Miss Ella was the only loving parental figure Tucker and Mutt ever knew. She was the help their father hired to get the boys out of his hands and make sure his business wasn't interrupted by him being a father.
These two boys had a childhood of two extremes - on one hand there was Rex, their abusive father, whose only interests were making money and liquor. On the other hand there was Miss Ella, who compensated for everything Rex lacked in – love.
I really loved this novel. I may be biased by the fact that I haven’t realized how much I had missed a good novel until I actually started reading it. But what I enjoy the most in Martin’s novels is not the plot, even though he quite manages to keep it unpredictable, but the way he makes his characters seem like real people – I really felt like the struggles that the characters faced were real; the sense of reality that Martin manages to bring to his novels is what I admire the most.
One of my favorite quotes from this book was this one:

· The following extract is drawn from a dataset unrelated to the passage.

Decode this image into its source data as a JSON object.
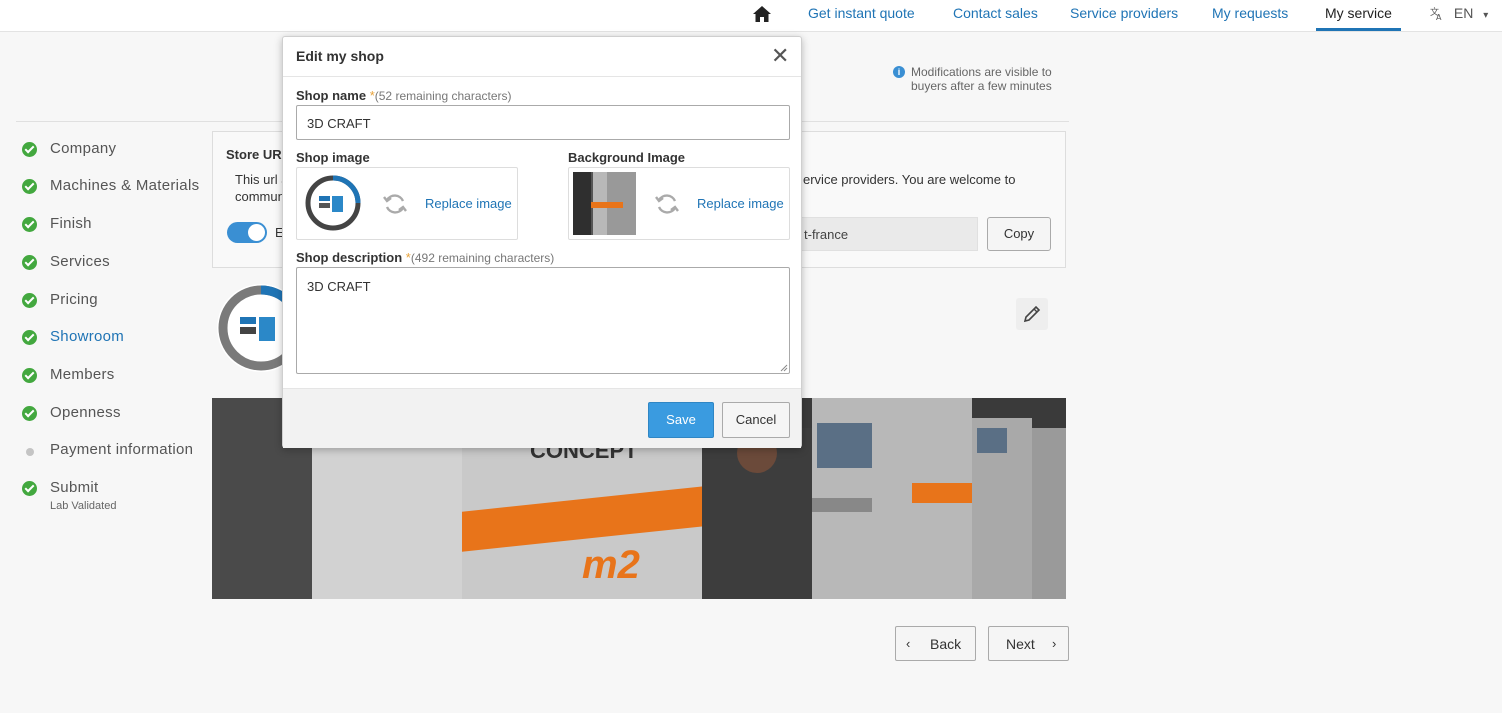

Miss Ella, will you always be in here?Always, child. Me and God, we're not going anywhere [...] Child, you can whip it and beat it senseless, you can drag it through the streets and spit on it, you can even dangle it from a tree, drive spikes through it, and drain the last breath from it, but it the end, no matter what you do, and no matter how hard you try to kill it, love wins.